Well, things don’t turn up from there. Her lab-suited abductors quickly tell her that things are pretty bad in the future and it all comes down to a huge asteroid impact, which they believe she can prevent by making only a few small changes to her present day (ya know, the one they tore her from before she had changed out of her nightgown).

Just as Debra is convinced of most, if not all, that they’re saying, they send her back to her time to do what she’s agreed to do to save the planet.

Only one problem… Instead of finding herself back in bed, she’s two hundred years in her past! Apparently time travel hasn’t been perfected in the future.

And as Debra erratically jumps back and forth through different time periods she learns more and more. Some of which leads her to the conclusion that she may have been lied to…

Now for what I, your humble Support Group leader, thought: Whoa.

That’s right. Whoa.

I was (and still am) flabbergasted at the absolute creativity and intricacy that Henry Melton put into Golden Girl to make time travel seem innovative and new and… awesome!!!

Without giving away anything to ruin or even slightly taint your own reading experience, I will say that Henry Melton added elements of true surprise to the theory of how time travel would work exactly, and what the effects would be.

The plot shoots right out of the cannon in the first few paragraphs – you’re thrown directly into the action along with Debra, a highly likable and relatable main character.

If you’re anything like me, you’ll be turning pages quite frantically, excited in unraveling the layers of what exactly is going on.

What I think I loved most about Golden Girl was how much it allowed me to use my brain, yet didn’t overload me on technicalities. I really appreciate how carefully Henry Melton must have mapped out the storyline, because everything just comes together so perfectly, I was amazed. Honestly.

The mature, yet very entertaining, tone to Golden Girl makes for an excellent novel and fantastic reading. There were even unexpectedly touching moments, not something you always expect from science fiction – but Henry Melton doesn’t go the conventional route, does he?

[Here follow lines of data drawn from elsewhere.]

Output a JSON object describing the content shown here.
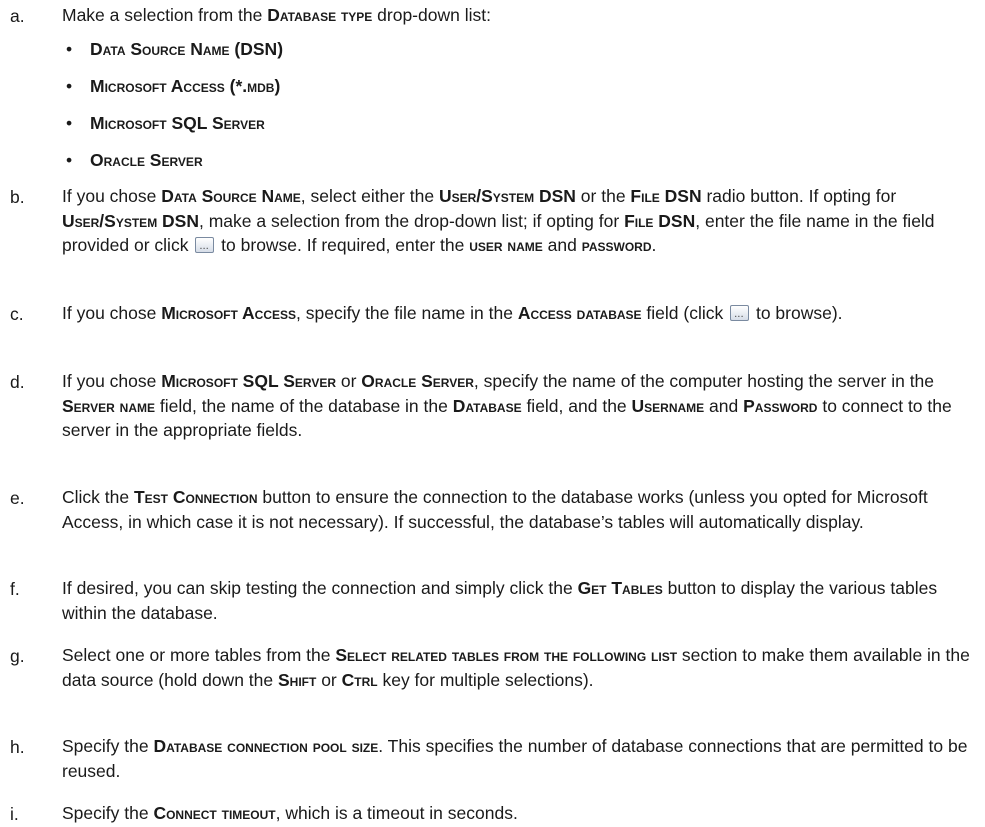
{
  "steps": {
    "a": {
      "letter": "a.",
      "text_1": "Make a selection from the ",
      "sc_1": "Database type",
      "text_2": " drop-down list:",
      "bullets": [
        {
          "symbol": "•",
          "text": "Data Source Name (DSN)"
        },
        {
          "symbol": "•",
          "text": "Microsoft Access (*.mdb)"
        },
        {
          "symbol": "•",
          "text": "Microsoft SQL Server"
        },
        {
          "symbol": "•",
          "text": "Oracle Server"
        }
      ]
    },
    "b": {
      "letter": "b.",
      "t1": "If you chose ",
      "s1": "Data Source Name",
      "t2": ", select either the ",
      "s2": "User/System DSN",
      "t3": " or the ",
      "s3": "File DSN",
      "t4": " radio button. If opting for ",
      "s4": "User/System DSN",
      "t5": ", make a selection from the drop-down list; if opting for ",
      "s5": "File DSN",
      "t6": ", enter the file name in the field provided or click ",
      "t7": " to browse. If required, enter the ",
      "s6": "user name",
      "t8": " and ",
      "s7": "password",
      "t9": "."
    },
    "c": {
      "letter": "c.",
      "t1": "If you chose ",
      "s1": "Microsoft Access",
      "t2": ", specify the file name in the ",
      "s2": "Access database",
      "t3": " field (click ",
      "t4": " to browse)."
    },
    "d": {
      "letter": "d.",
      "t1": "If you chose ",
      "s1": "Microsoft SQL Server",
      "t2": " or ",
      "s2": "Oracle Server",
      "t3": ", specify the name of the computer hosting the server in the ",
      "s3": "Server name",
      "t4": " field, the name of the database in the ",
      "s4": "Database",
      "t5": " field, and the ",
      "s5": "Username",
      "t6": " and ",
      "s6": "Password",
      "t7": " to connect to the server in the appropriate fields."
    },
    "e": {
      "letter": "e.",
      "t1": "Click the ",
      "s1": "Test Connection",
      "t2": " button to ensure the connection to the database works (unless you opted for Microsoft Access, in which case it is not necessary). If successful, the database’s tables will automatically display."
    },
    "f": {
      "letter": "f.",
      "t1": "If desired, you can skip testing the connection and simply click the ",
      "s1": "Get Tables",
      "t2": " button to display the various tables within the database."
    },
    "g": {
      "letter": "g.",
      "t1": "Select one or more tables from the ",
      "s1": "Select related tables from the following list",
      "t2": " section to make them available in the data source (hold down the ",
      "s2": "Shift",
      "t3": " or ",
      "s3": "Ctrl",
      "t4": " key for multiple selections)."
    },
    "h": {
      "letter": "h.",
      "t1": "Specify the ",
      "s1": "Database connection pool size",
      "t2": ". This specifies the number of database connections that are permitted to be reused."
    },
    "i": {
      "letter": "i.",
      "t1": "Specify the ",
      "s1": "Connect timeout",
      "t2": ", which is a timeout in seconds."
    }
  }
}
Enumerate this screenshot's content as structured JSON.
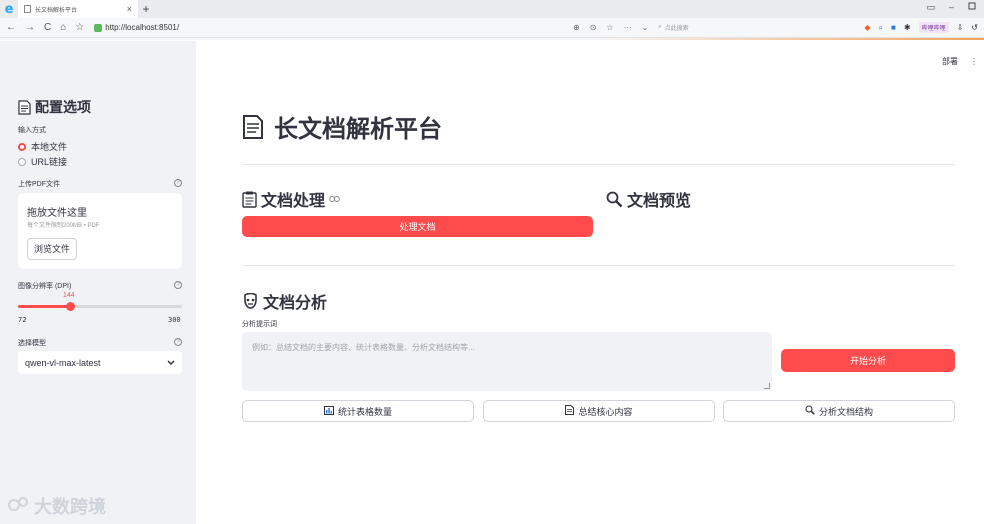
{
  "browser": {
    "logo": "e",
    "tab_title": "长文档解析平台",
    "tab_close": "×",
    "new_tab": "+",
    "url": "http://localhost:8501/",
    "search_placeholder": "点此搜索",
    "extension_badge": "哔哩哔哩",
    "win_minimize": "–",
    "win_restore": "▭"
  },
  "sidebar": {
    "title": "配置选项",
    "input_mode_label": "输入方式",
    "input_options": [
      {
        "label": "本地文件",
        "selected": true
      },
      {
        "label": "URL链接",
        "selected": false
      }
    ],
    "upload_label": "上传PDF文件",
    "uploader": {
      "title": "拖放文件这里",
      "subtitle": "每个文件限制200MB • PDF",
      "browse_button": "浏览文件"
    },
    "dpi_label": "图像分辨率 (DPI)",
    "dpi": {
      "value": "144",
      "min": "72",
      "max": "300",
      "fraction": 0.3158
    },
    "model_label": "选择模型",
    "model_value": "qwen-vl-max-latest",
    "watermark": "大数跨境"
  },
  "main": {
    "deploy": "部署",
    "menu": "⋮",
    "title": "长文档解析平台",
    "section_process": "文档处理",
    "process_button": "处理文档",
    "section_preview": "文档预览",
    "section_analysis": "文档分析",
    "prompt_label": "分析提示词",
    "prompt_placeholder": "例如：总结文档的主要内容、统计表格数量、分析文档结构等...",
    "start_button": "开始分析",
    "quick_buttons": [
      {
        "label": "统计表格数量",
        "icon": "chart-icon"
      },
      {
        "label": "总结核心内容",
        "icon": "document-icon"
      },
      {
        "label": "分析文档结构",
        "icon": "magnifier-icon"
      }
    ]
  },
  "colors": {
    "accent": "#ff4b4b",
    "sidebar_bg": "#f0f2f6",
    "text": "#31333f"
  }
}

Yet again, Henry Melton staggered me with his twists and reveals – totally unpredictable – and left me feeling satisfied, nevertheless wanting more.

What more can a book addict ask for?